Researchers studying the impacts of a major coal mine fire in Australia which lead to subsequent air pollution, found children who were in utero at the time were more likely to suffer respiratory infections in early childhood.
The findings of study surprised scientists because it is believed that “inhalation is the primary route of exposure to air pollution.”
In 2014, a fire at an open-cut coal mine engulfed the town of Morwell in smoke for two months, and a separate study of children under two years old at the time of the fire also found reduced lung function when examined three years later.
According to a recent study in America, children whose mothers were exposed to high levels of ultrafine particulate pollution while they were in utero were more likely to develop asthma.
The study followed about 375 mostly Black and Latina women in the Boston metro area, and found 18% of their children developed asthma as preschoolers, more than double the nationwide 7% average.
Many of the women studied were more likely to live near busy roads, where levels of particulate matter 0.1 microns in diameter, are higher.
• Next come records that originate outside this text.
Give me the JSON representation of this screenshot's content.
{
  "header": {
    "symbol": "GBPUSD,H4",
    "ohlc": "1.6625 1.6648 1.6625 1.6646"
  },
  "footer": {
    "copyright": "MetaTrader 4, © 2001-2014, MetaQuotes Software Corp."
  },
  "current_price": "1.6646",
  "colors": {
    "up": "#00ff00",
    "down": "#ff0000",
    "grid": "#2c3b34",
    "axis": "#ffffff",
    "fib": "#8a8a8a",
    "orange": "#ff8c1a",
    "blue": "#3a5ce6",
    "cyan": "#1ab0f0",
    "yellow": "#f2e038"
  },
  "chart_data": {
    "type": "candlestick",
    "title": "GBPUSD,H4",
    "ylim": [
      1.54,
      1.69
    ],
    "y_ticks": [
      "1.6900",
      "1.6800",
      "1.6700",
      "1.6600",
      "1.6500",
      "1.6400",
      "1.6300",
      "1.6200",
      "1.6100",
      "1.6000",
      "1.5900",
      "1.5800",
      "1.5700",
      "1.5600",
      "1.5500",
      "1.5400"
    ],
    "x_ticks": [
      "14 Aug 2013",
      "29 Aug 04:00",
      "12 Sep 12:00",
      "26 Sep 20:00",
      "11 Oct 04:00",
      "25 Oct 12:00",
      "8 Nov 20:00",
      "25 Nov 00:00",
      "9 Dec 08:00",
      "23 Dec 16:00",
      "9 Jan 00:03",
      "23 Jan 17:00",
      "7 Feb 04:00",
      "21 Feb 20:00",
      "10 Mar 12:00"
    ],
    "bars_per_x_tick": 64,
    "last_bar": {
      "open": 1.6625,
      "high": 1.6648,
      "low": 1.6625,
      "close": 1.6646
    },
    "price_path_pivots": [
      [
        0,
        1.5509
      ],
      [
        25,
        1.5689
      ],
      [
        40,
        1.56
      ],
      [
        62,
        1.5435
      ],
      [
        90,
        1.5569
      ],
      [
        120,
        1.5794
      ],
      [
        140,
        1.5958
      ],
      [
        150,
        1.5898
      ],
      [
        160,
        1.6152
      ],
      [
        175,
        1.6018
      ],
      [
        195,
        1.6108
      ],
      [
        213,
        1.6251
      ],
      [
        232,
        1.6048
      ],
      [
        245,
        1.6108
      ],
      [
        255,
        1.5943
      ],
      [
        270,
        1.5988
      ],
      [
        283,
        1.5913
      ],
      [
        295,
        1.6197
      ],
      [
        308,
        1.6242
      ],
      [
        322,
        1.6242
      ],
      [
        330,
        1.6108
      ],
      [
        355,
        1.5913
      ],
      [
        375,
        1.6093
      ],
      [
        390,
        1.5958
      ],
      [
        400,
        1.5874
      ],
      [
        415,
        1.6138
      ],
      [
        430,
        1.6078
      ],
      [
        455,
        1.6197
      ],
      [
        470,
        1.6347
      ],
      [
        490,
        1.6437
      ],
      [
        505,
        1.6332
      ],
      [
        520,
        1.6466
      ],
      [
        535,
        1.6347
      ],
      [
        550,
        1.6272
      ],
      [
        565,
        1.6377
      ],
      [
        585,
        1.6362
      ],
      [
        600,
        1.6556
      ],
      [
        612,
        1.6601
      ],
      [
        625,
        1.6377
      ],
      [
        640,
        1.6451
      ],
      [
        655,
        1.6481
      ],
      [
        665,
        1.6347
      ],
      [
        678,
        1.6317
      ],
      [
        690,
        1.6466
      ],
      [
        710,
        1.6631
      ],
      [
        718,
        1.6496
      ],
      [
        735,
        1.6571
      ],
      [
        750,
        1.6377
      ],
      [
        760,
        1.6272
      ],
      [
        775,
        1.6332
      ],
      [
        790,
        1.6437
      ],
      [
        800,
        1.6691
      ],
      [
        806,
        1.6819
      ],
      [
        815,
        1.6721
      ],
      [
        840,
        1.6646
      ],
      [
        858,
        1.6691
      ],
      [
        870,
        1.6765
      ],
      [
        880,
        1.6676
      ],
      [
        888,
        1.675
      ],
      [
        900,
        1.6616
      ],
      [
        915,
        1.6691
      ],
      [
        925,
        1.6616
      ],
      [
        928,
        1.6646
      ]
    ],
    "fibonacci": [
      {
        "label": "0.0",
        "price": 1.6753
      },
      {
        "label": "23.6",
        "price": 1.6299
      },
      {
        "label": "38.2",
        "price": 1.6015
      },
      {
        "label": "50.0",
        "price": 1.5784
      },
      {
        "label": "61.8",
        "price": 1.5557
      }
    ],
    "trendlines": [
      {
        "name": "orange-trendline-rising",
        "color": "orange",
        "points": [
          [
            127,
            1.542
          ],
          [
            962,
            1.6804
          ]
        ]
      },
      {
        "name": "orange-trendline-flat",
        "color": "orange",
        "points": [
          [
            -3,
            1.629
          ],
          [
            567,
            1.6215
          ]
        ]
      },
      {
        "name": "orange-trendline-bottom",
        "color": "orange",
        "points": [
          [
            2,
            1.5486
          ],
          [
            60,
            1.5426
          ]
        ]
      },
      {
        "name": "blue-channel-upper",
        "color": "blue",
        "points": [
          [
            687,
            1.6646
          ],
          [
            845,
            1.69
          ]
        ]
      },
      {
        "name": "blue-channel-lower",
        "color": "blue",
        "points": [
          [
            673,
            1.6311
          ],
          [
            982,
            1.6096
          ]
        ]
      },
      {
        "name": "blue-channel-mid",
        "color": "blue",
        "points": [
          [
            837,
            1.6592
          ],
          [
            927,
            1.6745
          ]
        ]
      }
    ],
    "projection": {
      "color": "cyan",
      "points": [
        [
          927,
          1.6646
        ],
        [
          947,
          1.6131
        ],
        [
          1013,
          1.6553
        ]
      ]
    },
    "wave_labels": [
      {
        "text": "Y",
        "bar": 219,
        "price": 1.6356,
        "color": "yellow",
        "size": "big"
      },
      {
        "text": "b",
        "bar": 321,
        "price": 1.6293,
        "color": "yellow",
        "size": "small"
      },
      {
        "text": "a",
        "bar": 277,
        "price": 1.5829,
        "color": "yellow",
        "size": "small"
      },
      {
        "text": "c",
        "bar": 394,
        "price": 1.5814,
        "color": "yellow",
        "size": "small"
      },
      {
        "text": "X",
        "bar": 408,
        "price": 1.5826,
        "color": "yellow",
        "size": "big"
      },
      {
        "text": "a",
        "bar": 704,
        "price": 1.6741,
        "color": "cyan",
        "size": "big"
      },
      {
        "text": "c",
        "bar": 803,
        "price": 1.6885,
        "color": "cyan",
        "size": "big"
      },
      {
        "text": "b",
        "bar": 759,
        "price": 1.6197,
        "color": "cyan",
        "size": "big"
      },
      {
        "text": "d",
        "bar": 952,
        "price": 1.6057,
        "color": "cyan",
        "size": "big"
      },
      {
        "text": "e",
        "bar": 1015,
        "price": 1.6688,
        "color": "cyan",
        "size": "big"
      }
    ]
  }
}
Particulates pollution 2.5 microns wide (PM2.5) is regulated by EPA, but the extremely fine pollution tracked in study is not.
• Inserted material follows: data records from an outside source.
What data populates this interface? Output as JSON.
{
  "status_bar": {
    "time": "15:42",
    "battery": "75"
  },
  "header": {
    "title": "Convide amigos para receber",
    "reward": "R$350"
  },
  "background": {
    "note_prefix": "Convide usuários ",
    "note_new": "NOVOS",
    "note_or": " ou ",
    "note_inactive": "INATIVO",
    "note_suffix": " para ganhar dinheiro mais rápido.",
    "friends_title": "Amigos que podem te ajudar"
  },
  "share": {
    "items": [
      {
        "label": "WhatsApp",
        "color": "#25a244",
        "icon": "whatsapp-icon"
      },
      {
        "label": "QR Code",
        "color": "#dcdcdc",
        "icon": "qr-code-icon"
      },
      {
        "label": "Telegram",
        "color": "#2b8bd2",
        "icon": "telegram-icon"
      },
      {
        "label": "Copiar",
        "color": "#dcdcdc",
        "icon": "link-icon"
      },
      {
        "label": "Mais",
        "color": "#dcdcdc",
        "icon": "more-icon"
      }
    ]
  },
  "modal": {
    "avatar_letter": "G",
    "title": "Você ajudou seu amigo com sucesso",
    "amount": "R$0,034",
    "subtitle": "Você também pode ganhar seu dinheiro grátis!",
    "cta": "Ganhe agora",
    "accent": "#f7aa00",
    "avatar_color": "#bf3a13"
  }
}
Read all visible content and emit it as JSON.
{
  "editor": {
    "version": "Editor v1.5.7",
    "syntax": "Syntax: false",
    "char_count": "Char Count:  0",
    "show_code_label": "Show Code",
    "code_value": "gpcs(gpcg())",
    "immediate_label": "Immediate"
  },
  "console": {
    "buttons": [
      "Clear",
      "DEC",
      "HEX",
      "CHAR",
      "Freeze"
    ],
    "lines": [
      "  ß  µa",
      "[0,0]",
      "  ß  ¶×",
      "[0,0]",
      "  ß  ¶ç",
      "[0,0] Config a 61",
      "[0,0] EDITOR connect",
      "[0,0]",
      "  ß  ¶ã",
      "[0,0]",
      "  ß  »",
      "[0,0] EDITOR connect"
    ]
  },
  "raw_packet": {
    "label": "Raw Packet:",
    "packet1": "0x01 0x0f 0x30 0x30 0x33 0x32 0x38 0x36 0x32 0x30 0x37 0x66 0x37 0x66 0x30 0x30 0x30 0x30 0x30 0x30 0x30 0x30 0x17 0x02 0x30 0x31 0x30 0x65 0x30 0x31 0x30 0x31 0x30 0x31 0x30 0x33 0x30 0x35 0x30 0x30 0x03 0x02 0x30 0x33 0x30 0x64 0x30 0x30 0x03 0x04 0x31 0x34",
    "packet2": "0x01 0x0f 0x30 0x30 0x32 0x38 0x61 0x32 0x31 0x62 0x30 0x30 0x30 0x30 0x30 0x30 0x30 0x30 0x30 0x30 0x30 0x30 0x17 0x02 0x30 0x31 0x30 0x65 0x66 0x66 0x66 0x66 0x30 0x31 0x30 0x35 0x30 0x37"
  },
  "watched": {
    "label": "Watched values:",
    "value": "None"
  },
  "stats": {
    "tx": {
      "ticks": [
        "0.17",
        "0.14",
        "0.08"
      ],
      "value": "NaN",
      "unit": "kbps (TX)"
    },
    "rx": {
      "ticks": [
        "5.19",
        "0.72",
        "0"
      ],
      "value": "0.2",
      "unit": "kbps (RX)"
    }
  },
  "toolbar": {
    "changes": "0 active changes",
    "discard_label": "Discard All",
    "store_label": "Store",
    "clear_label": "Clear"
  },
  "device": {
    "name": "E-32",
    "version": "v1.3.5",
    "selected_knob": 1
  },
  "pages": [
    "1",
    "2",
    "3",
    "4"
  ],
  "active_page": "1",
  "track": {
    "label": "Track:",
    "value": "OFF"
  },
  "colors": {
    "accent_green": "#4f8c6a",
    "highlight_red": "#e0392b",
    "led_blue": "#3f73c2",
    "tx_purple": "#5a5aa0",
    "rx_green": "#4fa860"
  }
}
“The study is important because it tells us we can’t ignore what happened to these children and their families and also tells us that this phenomenon is not specific to either Australia or America but is prevalent in any place where there is air pollution.”
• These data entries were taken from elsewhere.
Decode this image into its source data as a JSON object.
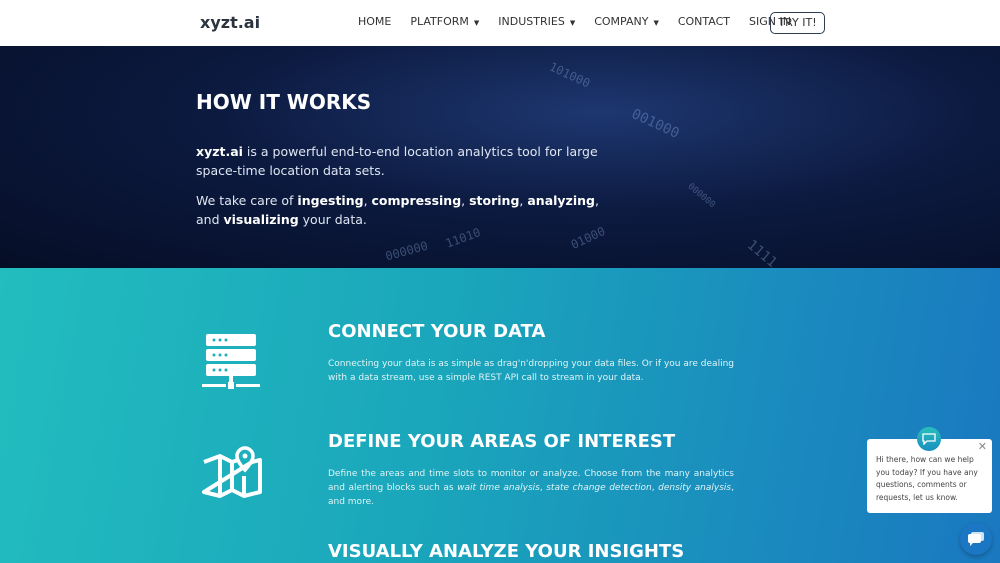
{
  "nav": {
    "logo": "xyzt.ai",
    "items": [
      {
        "label": "HOME",
        "dropdown": false
      },
      {
        "label": "PLATFORM",
        "dropdown": true
      },
      {
        "label": "INDUSTRIES",
        "dropdown": true
      },
      {
        "label": "COMPANY",
        "dropdown": true
      },
      {
        "label": "CONTACT",
        "dropdown": false
      },
      {
        "label": "SIGN IN",
        "dropdown": false
      }
    ],
    "cta": "TRY IT!"
  },
  "hero": {
    "title": "HOW IT WORKS",
    "p1_bold": "xyzt.ai",
    "p1_rest": " is a powerful end-to-end location analytics tool for large space-time location data sets.",
    "p2": [
      "We take care of ",
      "ingesting",
      ", ",
      "compressing",
      ", ",
      "storing",
      ", ",
      "analyzing",
      ", and ",
      "visualizing",
      " your data."
    ]
  },
  "sections": [
    {
      "title": "CONNECT YOUR DATA",
      "text": "Connecting your data is as simple as drag'n'dropping your data files. Or if you are dealing with a data stream, use a simple REST API call to stream in your data.",
      "icon": "server-icon"
    },
    {
      "title": "DEFINE YOUR AREAS OF INTEREST",
      "text_parts": [
        "Define the areas and time slots to monitor or analyze. Choose from the many analytics and alerting blocks such as ",
        "wait time analysis",
        ", ",
        "state change detection",
        ", ",
        "density analysis",
        ", and more."
      ],
      "icon": "map-pin-icon"
    },
    {
      "title": "VISUALLY ANALYZE YOUR INSIGHTS"
    }
  ],
  "chat": {
    "message": "Hi there, how can we help you today? If you have any questions, comments or requests, let us know."
  },
  "colors": {
    "gradient_start": "#22bdbf",
    "gradient_end": "#1a78c0",
    "hero_bg": "#0c1a40"
  }
}
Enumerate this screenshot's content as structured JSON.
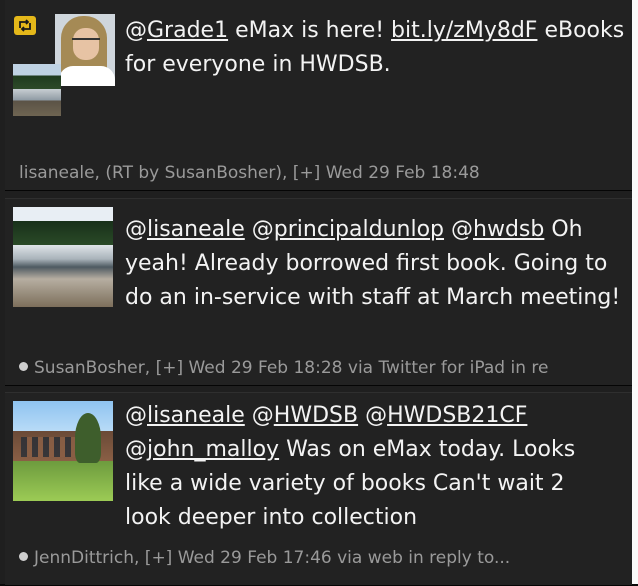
{
  "tweets": [
    {
      "id": "t1",
      "retweeted": true,
      "lines": [
        {
          "parts": [
            {
              "text": "@",
              "link": false
            },
            {
              "text": "Grade1",
              "link": true
            },
            {
              "text": " eMax is here! ",
              "link": false
            },
            {
              "text": "bit.ly/zMy8dF",
              "link": true
            },
            {
              "text": " eBooks",
              "link": false
            }
          ]
        },
        {
          "parts": [
            {
              "text": "for everyone in HWDSB.",
              "link": false
            }
          ]
        }
      ],
      "meta": "lisaneale, (RT by SusanBosher), [+] Wed 29 Feb 18:48",
      "has_dot": false
    },
    {
      "id": "t2",
      "retweeted": false,
      "lines": [
        {
          "parts": [
            {
              "text": "@",
              "link": false
            },
            {
              "text": "lisaneale",
              "link": true
            },
            {
              "text": " @",
              "link": false
            },
            {
              "text": "principaldunlop",
              "link": true
            },
            {
              "text": " @",
              "link": false
            },
            {
              "text": "hwdsb",
              "link": true
            },
            {
              "text": " Oh",
              "link": false
            }
          ]
        },
        {
          "parts": [
            {
              "text": "yeah! Already borrowed first book. Going to",
              "link": false
            }
          ]
        },
        {
          "parts": [
            {
              "text": "do an in-service with staff at March meeting!",
              "link": false
            }
          ]
        }
      ],
      "meta": "SusanBosher, [+] Wed 29 Feb 18:28 via Twitter for iPad in re",
      "has_dot": true
    },
    {
      "id": "t3",
      "retweeted": false,
      "lines": [
        {
          "parts": [
            {
              "text": "@",
              "link": false
            },
            {
              "text": "lisaneale",
              "link": true
            },
            {
              "text": " @",
              "link": false
            },
            {
              "text": "HWDSB",
              "link": true
            },
            {
              "text": "  @",
              "link": false
            },
            {
              "text": "HWDSB21CF",
              "link": true
            }
          ]
        },
        {
          "parts": [
            {
              "text": "@",
              "link": false
            },
            {
              "text": "john_malloy",
              "link": true
            },
            {
              "text": " Was on eMax today. Looks",
              "link": false
            }
          ]
        },
        {
          "parts": [
            {
              "text": "like a wide variety of books Can't wait 2",
              "link": false
            }
          ]
        },
        {
          "parts": [
            {
              "text": "look deeper into collection",
              "link": false
            }
          ]
        }
      ],
      "meta": "JennDittrich, [+] Wed 29 Feb 17:46 via web  in reply to...",
      "has_dot": true
    }
  ],
  "icons": {
    "retweet": "retweet-icon"
  },
  "colors": {
    "background": "#222222",
    "text": "#f3f3f3",
    "meta_text": "#9a9a9a",
    "retweet_badge": "#e5b81a"
  }
}
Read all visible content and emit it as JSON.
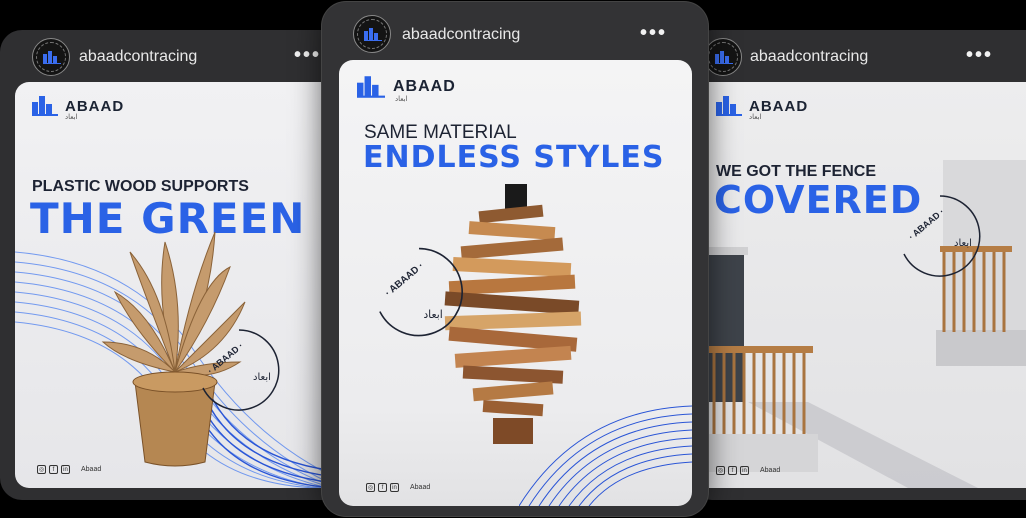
{
  "cards": {
    "left": {
      "handle": "abaadcontracing",
      "brand": "ABAAD",
      "brand_sub": "ابعاد",
      "kicker": "PLASTIC WOOD SUPPORTS",
      "headline": "THE GREEN",
      "social_icons": [
        "instagram-icon",
        "facebook-icon",
        "linkedin-icon"
      ],
      "footer_name": "Abaad"
    },
    "center": {
      "handle": "abaadcontracing",
      "brand": "ABAAD",
      "brand_sub": "ابعاد",
      "kicker": "SAME MATERIAL",
      "headline": "ENDLESS STYLES",
      "social_icons": [
        "instagram-icon",
        "facebook-icon",
        "linkedin-icon"
      ],
      "footer_name": "Abaad"
    },
    "right": {
      "handle": "abaadcontracing",
      "brand": "ABAAD",
      "brand_sub": "ابعاد",
      "kicker": "WE GOT THE FENCE",
      "headline": "COVERED",
      "social_icons": [
        "instagram-icon",
        "facebook-icon",
        "linkedin-icon"
      ],
      "footer_name": "Abaad"
    }
  },
  "stamp_text": "· ABAAD ·",
  "avatar_text": "ABAAD",
  "menu_glyph": "•••",
  "social_glyphs": {
    "instagram": "◎",
    "facebook": "f",
    "linkedin": "in"
  },
  "colors": {
    "accent": "#2a62e6",
    "dark_text": "#1d2333",
    "card_bg": "#2f2f31"
  }
}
Reference- E&E, American Journal of Respiratory and Critical Care Medicine, Nexus Media